- _Task instructions_
Line by line, the entries below are to be reproduced unaltered.

Material shown Start Marker

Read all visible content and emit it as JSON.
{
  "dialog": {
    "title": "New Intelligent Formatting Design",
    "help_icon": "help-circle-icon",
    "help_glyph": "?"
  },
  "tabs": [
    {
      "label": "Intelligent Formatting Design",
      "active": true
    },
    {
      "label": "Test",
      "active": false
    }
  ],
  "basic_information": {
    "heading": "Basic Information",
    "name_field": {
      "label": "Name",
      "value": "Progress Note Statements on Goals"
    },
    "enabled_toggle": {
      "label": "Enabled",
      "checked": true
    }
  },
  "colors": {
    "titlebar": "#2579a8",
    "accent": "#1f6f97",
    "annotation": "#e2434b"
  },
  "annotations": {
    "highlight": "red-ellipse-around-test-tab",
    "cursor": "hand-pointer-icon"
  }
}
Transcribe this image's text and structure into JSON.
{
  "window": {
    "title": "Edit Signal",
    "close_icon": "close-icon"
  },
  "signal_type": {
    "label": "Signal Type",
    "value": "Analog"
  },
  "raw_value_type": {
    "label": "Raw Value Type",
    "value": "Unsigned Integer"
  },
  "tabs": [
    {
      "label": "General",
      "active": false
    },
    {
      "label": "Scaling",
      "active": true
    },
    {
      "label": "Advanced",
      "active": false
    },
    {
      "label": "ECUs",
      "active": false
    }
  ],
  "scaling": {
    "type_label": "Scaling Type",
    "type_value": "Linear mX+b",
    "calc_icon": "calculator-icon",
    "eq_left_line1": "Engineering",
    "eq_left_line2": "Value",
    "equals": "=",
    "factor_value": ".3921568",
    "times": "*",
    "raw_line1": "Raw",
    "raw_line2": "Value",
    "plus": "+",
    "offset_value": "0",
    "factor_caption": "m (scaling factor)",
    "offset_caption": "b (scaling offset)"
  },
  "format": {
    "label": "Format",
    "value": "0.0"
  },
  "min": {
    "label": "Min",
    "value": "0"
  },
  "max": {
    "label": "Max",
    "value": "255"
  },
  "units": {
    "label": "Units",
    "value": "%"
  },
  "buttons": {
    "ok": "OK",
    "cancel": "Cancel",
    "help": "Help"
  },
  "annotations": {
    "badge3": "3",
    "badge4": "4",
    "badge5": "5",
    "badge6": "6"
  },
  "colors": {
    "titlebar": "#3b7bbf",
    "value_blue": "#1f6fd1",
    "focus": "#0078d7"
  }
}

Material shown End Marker

- _Expected output_
Read all visible content and emit it as JSON.
{
  "dialog": {
    "title": "New Intelligent Formatting Design",
    "help_icon": "help-circle-icon",
    "help_glyph": "?"
  },
  "tabs": [
    {
      "label": "Intelligent Formatting Design",
      "active": true
    },
    {
      "label": "Test",
      "active": false
    }
  ],
  "basic_information": {
    "heading": "Basic Information",
    "name_field": {
      "label": "Name",
      "value": "Progress Note Statements on Goals"
    },
    "enabled_toggle": {
      "label": "Enabled",
      "checked": true
    }
  },
  "colors": {
    "titlebar": "#2579a8",
    "accent": "#1f6f97",
    "annotation": "#e2434b"
  },
  "annotations": {
    "highlight": "red-ellipse-around-test-tab",
    "cursor": "hand-pointer-icon"
  }
}
Transcribe this image's text and structure into JSON.
{
  "window": {
    "title": "Edit Signal",
    "close_icon": "close-icon"
  },
  "signal_type": {
    "label": "Signal Type",
    "value": "Analog"
  },
  "raw_value_type": {
    "label": "Raw Value Type",
    "value": "Unsigned Integer"
  },
  "tabs": [
    {
      "label": "General",
      "active": false
    },
    {
      "label": "Scaling",
      "active": true
    },
    {
      "label": "Advanced",
      "active": false
    },
    {
      "label": "ECUs",
      "active": false
    }
  ],
  "scaling": {
    "type_label": "Scaling Type",
    "type_value": "Linear mX+b",
    "calc_icon": "calculator-icon",
    "eq_left_line1": "Engineering",
    "eq_left_line2": "Value",
    "equals": "=",
    "factor_value": ".3921568",
    "times": "*",
    "raw_line1": "Raw",
    "raw_line2": "Value",
    "plus": "+",
    "offset_value": "0",
    "factor_caption": "m (scaling factor)",
    "offset_caption": "b (scaling offset)"
  },
  "format": {
    "label": "Format",
    "value": "0.0"
  },
  "min": {
    "label": "Min",
    "value": "0"
  },
  "max": {
    "label": "Max",
    "value": "255"
  },
  "units": {
    "label": "Units",
    "value": "%"
  },
  "buttons": {
    "ok": "OK",
    "cancel": "Cancel",
    "help": "Help"
  },
  "annotations": {
    "badge3": "3",
    "badge4": "4",
    "badge5": "5",
    "badge6": "6"
  },
  "colors": {
    "titlebar": "#3b7bbf",
    "value_blue": "#1f6fd1",
    "focus": "#0078d7"
  }
}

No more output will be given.